Return, exactly, the line that contains "Parse this screenshot: output" together with all lines after it to the end of the entries, and no further lines.

# # # #

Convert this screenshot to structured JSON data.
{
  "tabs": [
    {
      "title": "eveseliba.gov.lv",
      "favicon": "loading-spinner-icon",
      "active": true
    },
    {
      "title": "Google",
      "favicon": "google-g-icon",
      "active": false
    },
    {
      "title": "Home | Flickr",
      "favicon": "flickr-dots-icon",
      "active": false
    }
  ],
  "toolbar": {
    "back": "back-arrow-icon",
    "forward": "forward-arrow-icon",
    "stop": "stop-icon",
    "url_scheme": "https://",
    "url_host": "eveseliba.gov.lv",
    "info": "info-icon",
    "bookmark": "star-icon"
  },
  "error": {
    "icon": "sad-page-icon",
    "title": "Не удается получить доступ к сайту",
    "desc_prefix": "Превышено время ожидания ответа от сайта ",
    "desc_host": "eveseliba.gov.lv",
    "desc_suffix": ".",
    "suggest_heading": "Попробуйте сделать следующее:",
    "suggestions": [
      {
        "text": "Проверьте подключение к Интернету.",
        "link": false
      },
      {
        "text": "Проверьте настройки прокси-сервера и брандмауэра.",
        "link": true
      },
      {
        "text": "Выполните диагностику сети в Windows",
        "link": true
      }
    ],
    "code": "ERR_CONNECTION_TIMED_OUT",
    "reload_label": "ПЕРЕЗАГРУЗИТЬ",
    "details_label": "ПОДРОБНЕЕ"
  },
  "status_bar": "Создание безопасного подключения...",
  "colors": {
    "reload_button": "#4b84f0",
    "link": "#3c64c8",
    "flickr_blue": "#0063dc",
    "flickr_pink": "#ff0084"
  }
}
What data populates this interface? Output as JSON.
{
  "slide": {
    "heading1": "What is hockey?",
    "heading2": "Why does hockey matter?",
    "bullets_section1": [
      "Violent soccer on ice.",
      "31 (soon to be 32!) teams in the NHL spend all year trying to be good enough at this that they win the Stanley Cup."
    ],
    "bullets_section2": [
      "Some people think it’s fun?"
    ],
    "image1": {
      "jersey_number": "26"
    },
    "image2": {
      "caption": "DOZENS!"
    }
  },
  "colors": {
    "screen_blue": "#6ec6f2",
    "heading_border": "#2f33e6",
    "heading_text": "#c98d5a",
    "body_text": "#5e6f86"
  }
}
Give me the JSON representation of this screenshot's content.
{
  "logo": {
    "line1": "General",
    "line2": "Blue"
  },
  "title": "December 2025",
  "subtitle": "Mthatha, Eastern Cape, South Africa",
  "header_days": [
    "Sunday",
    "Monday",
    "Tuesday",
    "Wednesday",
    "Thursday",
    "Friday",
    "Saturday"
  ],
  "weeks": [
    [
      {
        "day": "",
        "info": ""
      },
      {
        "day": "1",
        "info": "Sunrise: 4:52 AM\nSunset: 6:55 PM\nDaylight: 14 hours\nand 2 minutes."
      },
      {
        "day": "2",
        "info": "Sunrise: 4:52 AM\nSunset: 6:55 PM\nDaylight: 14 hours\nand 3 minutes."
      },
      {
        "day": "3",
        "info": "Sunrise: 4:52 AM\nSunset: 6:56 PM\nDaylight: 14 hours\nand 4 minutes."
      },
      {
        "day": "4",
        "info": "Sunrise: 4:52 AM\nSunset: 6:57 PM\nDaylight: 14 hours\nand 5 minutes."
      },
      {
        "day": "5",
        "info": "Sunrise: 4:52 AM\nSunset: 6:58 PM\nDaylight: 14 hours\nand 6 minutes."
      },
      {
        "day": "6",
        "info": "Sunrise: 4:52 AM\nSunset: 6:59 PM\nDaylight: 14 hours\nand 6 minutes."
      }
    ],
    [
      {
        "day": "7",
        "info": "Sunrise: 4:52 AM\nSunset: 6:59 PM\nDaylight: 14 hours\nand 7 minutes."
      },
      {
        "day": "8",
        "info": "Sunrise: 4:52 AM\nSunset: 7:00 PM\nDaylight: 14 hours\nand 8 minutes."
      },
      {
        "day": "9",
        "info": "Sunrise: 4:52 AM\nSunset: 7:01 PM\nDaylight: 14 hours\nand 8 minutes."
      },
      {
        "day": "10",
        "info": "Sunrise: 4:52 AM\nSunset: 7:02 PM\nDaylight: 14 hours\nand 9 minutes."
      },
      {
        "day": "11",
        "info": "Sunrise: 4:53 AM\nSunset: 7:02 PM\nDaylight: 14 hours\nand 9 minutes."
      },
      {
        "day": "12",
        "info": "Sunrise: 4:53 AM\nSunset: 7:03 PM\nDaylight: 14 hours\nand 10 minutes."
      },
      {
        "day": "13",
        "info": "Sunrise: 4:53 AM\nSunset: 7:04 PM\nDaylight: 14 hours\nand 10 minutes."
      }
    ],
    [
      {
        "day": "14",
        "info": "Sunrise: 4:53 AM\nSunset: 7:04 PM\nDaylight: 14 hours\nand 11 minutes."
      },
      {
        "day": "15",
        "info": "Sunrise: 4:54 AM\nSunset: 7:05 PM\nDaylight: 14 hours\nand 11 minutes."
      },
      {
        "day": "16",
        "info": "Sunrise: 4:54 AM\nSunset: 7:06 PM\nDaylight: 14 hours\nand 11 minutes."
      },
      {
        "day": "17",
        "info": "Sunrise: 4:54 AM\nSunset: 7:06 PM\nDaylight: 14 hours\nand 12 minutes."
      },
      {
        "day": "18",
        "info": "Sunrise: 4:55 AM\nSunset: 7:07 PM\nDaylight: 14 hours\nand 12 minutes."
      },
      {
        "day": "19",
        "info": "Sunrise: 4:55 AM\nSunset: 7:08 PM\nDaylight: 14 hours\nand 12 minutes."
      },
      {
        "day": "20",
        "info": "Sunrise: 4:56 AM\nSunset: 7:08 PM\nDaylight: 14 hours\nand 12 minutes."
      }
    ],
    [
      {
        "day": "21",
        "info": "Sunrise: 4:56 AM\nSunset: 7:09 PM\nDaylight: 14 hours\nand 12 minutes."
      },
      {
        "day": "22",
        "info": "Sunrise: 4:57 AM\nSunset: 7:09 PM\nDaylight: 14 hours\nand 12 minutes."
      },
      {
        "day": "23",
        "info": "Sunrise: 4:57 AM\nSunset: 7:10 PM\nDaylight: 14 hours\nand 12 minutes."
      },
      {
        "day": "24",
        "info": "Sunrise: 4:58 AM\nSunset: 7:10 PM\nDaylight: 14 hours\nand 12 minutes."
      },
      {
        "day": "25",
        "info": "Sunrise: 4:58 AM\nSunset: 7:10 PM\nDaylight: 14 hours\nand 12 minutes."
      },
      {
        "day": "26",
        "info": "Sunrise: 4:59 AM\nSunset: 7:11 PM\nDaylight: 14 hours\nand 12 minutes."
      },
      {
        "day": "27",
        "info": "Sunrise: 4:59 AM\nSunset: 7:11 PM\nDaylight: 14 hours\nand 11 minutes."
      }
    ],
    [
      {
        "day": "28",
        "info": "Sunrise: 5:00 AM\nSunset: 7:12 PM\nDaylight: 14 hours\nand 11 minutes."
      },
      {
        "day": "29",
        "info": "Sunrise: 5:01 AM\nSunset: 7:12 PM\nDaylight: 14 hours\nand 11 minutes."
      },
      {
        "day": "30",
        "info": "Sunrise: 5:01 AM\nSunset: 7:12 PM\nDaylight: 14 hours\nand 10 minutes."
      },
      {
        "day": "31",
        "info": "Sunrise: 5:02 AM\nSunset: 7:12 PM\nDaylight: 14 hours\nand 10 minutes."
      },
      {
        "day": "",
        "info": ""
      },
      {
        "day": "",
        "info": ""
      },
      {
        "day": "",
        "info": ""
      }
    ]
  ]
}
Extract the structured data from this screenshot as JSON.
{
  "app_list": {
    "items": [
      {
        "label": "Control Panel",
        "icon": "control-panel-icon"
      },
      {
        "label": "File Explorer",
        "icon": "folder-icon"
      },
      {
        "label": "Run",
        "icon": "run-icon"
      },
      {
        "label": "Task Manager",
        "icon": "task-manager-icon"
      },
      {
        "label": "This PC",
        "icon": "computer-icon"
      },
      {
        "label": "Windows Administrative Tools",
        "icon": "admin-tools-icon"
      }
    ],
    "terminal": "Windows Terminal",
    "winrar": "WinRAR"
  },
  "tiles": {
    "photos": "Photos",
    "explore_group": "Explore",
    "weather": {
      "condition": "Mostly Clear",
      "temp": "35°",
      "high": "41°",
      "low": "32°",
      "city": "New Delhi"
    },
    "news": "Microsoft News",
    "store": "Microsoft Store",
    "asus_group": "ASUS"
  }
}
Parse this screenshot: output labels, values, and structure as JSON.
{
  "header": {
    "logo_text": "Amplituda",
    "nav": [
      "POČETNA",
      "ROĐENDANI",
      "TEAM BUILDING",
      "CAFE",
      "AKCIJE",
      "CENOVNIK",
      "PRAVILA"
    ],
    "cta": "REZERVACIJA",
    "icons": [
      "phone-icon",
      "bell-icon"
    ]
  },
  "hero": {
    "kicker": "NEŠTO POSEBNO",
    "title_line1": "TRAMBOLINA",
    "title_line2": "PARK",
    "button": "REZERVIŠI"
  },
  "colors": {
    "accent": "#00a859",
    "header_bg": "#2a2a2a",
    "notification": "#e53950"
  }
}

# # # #

> [ANSWER SECTION]:
Parse this screenshot: output labels, values, and structure as JSON.
{
  "header": {
    "logo_text": "Amplituda",
    "nav": [
      "POČETNA",
      "ROĐENDANI",
      "TEAM BUILDING",
      "CAFE",
      "AKCIJE",
      "CENOVNIK",
      "PRAVILA"
    ],
    "cta": "REZERVACIJA",
    "icons": [
      "phone-icon",
      "bell-icon"
    ]
  },
  "hero": {
    "kicker": "NEŠTO POSEBNO",
    "title_line1": "TRAMBOLINA",
    "title_line2": "PARK",
    "button": "REZERVIŠI"
  },
  "colors": {
    "accent": "#00a859",
    "header_bg": "#2a2a2a",
    "notification": "#e53950"
  }
}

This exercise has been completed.